(Collected data)
=-=-=

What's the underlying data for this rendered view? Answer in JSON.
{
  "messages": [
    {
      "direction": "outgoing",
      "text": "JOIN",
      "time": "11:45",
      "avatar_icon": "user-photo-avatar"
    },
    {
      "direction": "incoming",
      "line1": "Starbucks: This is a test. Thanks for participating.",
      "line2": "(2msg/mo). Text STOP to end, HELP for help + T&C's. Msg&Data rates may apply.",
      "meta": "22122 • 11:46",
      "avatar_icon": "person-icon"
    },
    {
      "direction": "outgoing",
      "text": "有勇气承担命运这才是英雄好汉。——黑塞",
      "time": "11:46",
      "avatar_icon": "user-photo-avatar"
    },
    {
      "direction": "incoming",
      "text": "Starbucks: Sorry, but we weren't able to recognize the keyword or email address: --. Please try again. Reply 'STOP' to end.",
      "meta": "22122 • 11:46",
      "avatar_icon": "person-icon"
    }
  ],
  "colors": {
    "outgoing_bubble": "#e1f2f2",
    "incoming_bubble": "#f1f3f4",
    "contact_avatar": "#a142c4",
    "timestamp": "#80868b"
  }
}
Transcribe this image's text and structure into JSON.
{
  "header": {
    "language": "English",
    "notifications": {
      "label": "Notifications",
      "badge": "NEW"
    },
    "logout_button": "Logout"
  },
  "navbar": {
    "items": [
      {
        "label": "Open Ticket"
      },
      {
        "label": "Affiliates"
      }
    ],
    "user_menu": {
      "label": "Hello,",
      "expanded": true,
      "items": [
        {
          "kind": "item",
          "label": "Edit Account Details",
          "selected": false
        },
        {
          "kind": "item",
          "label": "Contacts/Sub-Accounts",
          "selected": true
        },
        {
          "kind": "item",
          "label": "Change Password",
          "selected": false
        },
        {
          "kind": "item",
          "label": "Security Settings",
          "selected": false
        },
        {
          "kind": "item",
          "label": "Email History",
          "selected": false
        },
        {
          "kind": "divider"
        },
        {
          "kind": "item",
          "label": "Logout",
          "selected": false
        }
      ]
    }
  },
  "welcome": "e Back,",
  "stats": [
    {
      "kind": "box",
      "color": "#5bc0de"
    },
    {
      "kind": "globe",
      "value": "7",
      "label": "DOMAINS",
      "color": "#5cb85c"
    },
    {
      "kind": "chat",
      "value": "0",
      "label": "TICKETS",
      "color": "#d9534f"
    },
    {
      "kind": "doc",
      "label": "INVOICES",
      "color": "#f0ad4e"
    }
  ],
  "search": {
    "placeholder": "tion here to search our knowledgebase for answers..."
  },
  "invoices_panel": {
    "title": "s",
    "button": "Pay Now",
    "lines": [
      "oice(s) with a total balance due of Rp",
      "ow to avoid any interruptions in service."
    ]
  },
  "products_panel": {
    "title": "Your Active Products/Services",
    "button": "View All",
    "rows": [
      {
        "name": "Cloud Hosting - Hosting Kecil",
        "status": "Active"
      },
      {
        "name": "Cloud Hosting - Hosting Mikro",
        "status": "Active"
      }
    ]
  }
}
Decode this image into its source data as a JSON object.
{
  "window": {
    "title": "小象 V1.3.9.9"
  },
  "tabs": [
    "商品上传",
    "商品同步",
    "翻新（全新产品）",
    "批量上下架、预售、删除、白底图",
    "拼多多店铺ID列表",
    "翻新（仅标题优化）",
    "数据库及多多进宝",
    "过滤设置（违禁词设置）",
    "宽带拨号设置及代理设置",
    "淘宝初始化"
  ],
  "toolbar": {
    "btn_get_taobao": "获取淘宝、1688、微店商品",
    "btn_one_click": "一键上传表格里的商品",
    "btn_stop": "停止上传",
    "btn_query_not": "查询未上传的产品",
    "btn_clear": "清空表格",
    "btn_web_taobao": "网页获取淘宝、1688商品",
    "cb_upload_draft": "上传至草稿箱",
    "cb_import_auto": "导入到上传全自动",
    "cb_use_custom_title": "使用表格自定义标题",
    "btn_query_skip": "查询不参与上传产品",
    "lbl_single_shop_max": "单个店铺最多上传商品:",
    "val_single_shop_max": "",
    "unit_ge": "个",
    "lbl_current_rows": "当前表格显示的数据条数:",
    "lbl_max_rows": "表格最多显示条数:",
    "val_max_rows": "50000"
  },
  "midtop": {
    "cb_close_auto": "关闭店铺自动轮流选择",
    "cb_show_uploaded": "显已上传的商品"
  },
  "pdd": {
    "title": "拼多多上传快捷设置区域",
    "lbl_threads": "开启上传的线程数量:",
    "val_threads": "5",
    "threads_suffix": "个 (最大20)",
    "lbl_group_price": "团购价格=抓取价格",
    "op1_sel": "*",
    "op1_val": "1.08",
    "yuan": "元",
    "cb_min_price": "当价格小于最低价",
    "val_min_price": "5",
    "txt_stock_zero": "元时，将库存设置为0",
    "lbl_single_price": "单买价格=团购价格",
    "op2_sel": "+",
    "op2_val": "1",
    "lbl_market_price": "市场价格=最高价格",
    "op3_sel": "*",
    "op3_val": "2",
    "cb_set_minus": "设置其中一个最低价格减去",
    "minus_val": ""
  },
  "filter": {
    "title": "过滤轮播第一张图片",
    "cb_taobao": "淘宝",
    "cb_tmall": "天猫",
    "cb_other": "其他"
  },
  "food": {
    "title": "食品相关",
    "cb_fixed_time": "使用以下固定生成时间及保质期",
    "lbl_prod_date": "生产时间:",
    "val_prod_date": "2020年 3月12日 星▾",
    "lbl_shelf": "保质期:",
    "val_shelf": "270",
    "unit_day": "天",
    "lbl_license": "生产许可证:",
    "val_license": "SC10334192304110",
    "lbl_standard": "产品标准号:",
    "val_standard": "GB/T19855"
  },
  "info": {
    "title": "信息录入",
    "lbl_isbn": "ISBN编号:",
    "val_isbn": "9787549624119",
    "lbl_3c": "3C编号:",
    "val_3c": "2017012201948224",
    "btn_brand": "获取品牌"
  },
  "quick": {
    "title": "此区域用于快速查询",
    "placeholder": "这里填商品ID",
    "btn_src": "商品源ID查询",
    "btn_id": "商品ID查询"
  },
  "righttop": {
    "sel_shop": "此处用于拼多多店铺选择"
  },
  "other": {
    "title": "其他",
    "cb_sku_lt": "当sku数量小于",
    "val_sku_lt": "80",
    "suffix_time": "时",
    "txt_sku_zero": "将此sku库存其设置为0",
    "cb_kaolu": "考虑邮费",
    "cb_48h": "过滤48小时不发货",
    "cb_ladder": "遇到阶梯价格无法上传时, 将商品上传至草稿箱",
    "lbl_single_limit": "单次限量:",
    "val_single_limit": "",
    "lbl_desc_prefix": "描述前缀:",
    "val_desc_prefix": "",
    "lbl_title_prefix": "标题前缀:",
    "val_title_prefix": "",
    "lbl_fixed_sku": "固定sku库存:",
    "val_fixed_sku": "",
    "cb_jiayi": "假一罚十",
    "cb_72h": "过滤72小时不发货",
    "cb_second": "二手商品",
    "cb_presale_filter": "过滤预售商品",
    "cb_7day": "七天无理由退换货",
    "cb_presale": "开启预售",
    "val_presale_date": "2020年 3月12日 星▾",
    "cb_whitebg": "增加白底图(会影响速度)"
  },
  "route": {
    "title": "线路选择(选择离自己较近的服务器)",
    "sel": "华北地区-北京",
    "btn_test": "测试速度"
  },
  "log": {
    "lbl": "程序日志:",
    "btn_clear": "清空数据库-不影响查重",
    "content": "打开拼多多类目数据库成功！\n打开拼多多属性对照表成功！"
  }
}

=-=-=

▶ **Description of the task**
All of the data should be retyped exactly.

▶ **Result**
What's the underlying data for this rendered view? Answer in JSON.
{
  "messages": [
    {
      "direction": "outgoing",
      "text": "JOIN",
      "time": "11:45",
      "avatar_icon": "user-photo-avatar"
    },
    {
      "direction": "incoming",
      "line1": "Starbucks: This is a test. Thanks for participating.",
      "line2": "(2msg/mo). Text STOP to end, HELP for help + T&C's. Msg&Data rates may apply.",
      "meta": "22122 • 11:46",
      "avatar_icon": "person-icon"
    },
    {
      "direction": "outgoing",
      "text": "有勇气承担命运这才是英雄好汉。——黑塞",
      "time": "11:46",
      "avatar_icon": "user-photo-avatar"
    },
    {
      "direction": "incoming",
      "text": "Starbucks: Sorry, but we weren't able to recognize the keyword or email address: --. Please try again. Reply 'STOP' to end.",
      "meta": "22122 • 11:46",
      "avatar_icon": "person-icon"
    }
  ],
  "colors": {
    "outgoing_bubble": "#e1f2f2",
    "incoming_bubble": "#f1f3f4",
    "contact_avatar": "#a142c4",
    "timestamp": "#80868b"
  }
}
Transcribe this image's text and structure into JSON.
{
  "header": {
    "language": "English",
    "notifications": {
      "label": "Notifications",
      "badge": "NEW"
    },
    "logout_button": "Logout"
  },
  "navbar": {
    "items": [
      {
        "label": "Open Ticket"
      },
      {
        "label": "Affiliates"
      }
    ],
    "user_menu": {
      "label": "Hello,",
      "expanded": true,
      "items": [
        {
          "kind": "item",
          "label": "Edit Account Details",
          "selected": false
        },
        {
          "kind": "item",
          "label": "Contacts/Sub-Accounts",
          "selected": true
        },
        {
          "kind": "item",
          "label": "Change Password",
          "selected": false
        },
        {
          "kind": "item",
          "label": "Security Settings",
          "selected": false
        },
        {
          "kind": "item",
          "label": "Email History",
          "selected": false
        },
        {
          "kind": "divider"
        },
        {
          "kind": "item",
          "label": "Logout",
          "selected": false
        }
      ]
    }
  },
  "welcome": "e Back,",
  "stats": [
    {
      "kind": "box",
      "color": "#5bc0de"
    },
    {
      "kind": "globe",
      "value": "7",
      "label": "DOMAINS",
      "color": "#5cb85c"
    },
    {
      "kind": "chat",
      "value": "0",
      "label": "TICKETS",
      "color": "#d9534f"
    },
    {
      "kind": "doc",
      "label": "INVOICES",
      "color": "#f0ad4e"
    }
  ],
  "search": {
    "placeholder": "tion here to search our knowledgebase for answers..."
  },
  "invoices_panel": {
    "title": "s",
    "button": "Pay Now",
    "lines": [
      "oice(s) with a total balance due of Rp",
      "ow to avoid any interruptions in service."
    ]
  },
  "products_panel": {
    "title": "Your Active Products/Services",
    "button": "View All",
    "rows": [
      {
        "name": "Cloud Hosting - Hosting Kecil",
        "status": "Active"
      },
      {
        "name": "Cloud Hosting - Hosting Mikro",
        "status": "Active"
      }
    ]
  }
}
Decode this image into its source data as a JSON object.
{
  "window": {
    "title": "小象 V1.3.9.9"
  },
  "tabs": [
    "商品上传",
    "商品同步",
    "翻新（全新产品）",
    "批量上下架、预售、删除、白底图",
    "拼多多店铺ID列表",
    "翻新（仅标题优化）",
    "数据库及多多进宝",
    "过滤设置（违禁词设置）",
    "宽带拨号设置及代理设置",
    "淘宝初始化"
  ],
  "toolbar": {
    "btn_get_taobao": "获取淘宝、1688、微店商品",
    "btn_one_click": "一键上传表格里的商品",
    "btn_stop": "停止上传",
    "btn_query_not": "查询未上传的产品",
    "btn_clear": "清空表格",
    "btn_web_taobao": "网页获取淘宝、1688商品",
    "cb_upload_draft": "上传至草稿箱",
    "cb_import_auto": "导入到上传全自动",
    "cb_use_custom_title": "使用表格自定义标题",
    "btn_query_skip": "查询不参与上传产品",
    "lbl_single_shop_max": "单个店铺最多上传商品:",
    "val_single_shop_max": "",
    "unit_ge": "个",
    "lbl_current_rows": "当前表格显示的数据条数:",
    "lbl_max_rows": "表格最多显示条数:",
    "val_max_rows": "50000"
  },
  "midtop": {
    "cb_close_auto": "关闭店铺自动轮流选择",
    "cb_show_uploaded": "显已上传的商品"
  },
  "pdd": {
    "title": "拼多多上传快捷设置区域",
    "lbl_threads": "开启上传的线程数量:",
    "val_threads": "5",
    "threads_suffix": "个 (最大20)",
    "lbl_group_price": "团购价格=抓取价格",
    "op1_sel": "*",
    "op1_val": "1.08",
    "yuan": "元",
    "cb_min_price": "当价格小于最低价",
    "val_min_price": "5",
    "txt_stock_zero": "元时，将库存设置为0",
    "lbl_single_price": "单买价格=团购价格",
    "op2_sel": "+",
    "op2_val": "1",
    "lbl_market_price": "市场价格=最高价格",
    "op3_sel": "*",
    "op3_val": "2",
    "cb_set_minus": "设置其中一个最低价格减去",
    "minus_val": ""
  },
  "filter": {
    "title": "过滤轮播第一张图片",
    "cb_taobao": "淘宝",
    "cb_tmall": "天猫",
    "cb_other": "其他"
  },
  "food": {
    "title": "食品相关",
    "cb_fixed_time": "使用以下固定生成时间及保质期",
    "lbl_prod_date": "生产时间:",
    "val_prod_date": "2020年 3月12日 星▾",
    "lbl_shelf": "保质期:",
    "val_shelf": "270",
    "unit_day": "天",
    "lbl_license": "生产许可证:",
    "val_license": "SC10334192304110",
    "lbl_standard": "产品标准号:",
    "val_standard": "GB/T19855"
  },
  "info": {
    "title": "信息录入",
    "lbl_isbn": "ISBN编号:",
    "val_isbn": "9787549624119",
    "lbl_3c": "3C编号:",
    "val_3c": "2017012201948224",
    "btn_brand": "获取品牌"
  },
  "quick": {
    "title": "此区域用于快速查询",
    "placeholder": "这里填商品ID",
    "btn_src": "商品源ID查询",
    "btn_id": "商品ID查询"
  },
  "righttop": {
    "sel_shop": "此处用于拼多多店铺选择"
  },
  "other": {
    "title": "其他",
    "cb_sku_lt": "当sku数量小于",
    "val_sku_lt": "80",
    "suffix_time": "时",
    "txt_sku_zero": "将此sku库存其设置为0",
    "cb_kaolu": "考虑邮费",
    "cb_48h": "过滤48小时不发货",
    "cb_ladder": "遇到阶梯价格无法上传时, 将商品上传至草稿箱",
    "lbl_single_limit": "单次限量:",
    "val_single_limit": "",
    "lbl_desc_prefix": "描述前缀:",
    "val_desc_prefix": "",
    "lbl_title_prefix": "标题前缀:",
    "val_title_prefix": "",
    "lbl_fixed_sku": "固定sku库存:",
    "val_fixed_sku": "",
    "cb_jiayi": "假一罚十",
    "cb_72h": "过滤72小时不发货",
    "cb_second": "二手商品",
    "cb_presale_filter": "过滤预售商品",
    "cb_7day": "七天无理由退换货",
    "cb_presale": "开启预售",
    "val_presale_date": "2020年 3月12日 星▾",
    "cb_whitebg": "增加白底图(会影响速度)"
  },
  "route": {
    "title": "线路选择(选择离自己较近的服务器)",
    "sel": "华北地区-北京",
    "btn_test": "测试速度"
  },
  "log": {
    "lbl": "程序日志:",
    "btn_clear": "清空数据库-不影响查重",
    "content": "打开拼多多类目数据库成功！\n打开拼多多属性对照表成功！"
  }
}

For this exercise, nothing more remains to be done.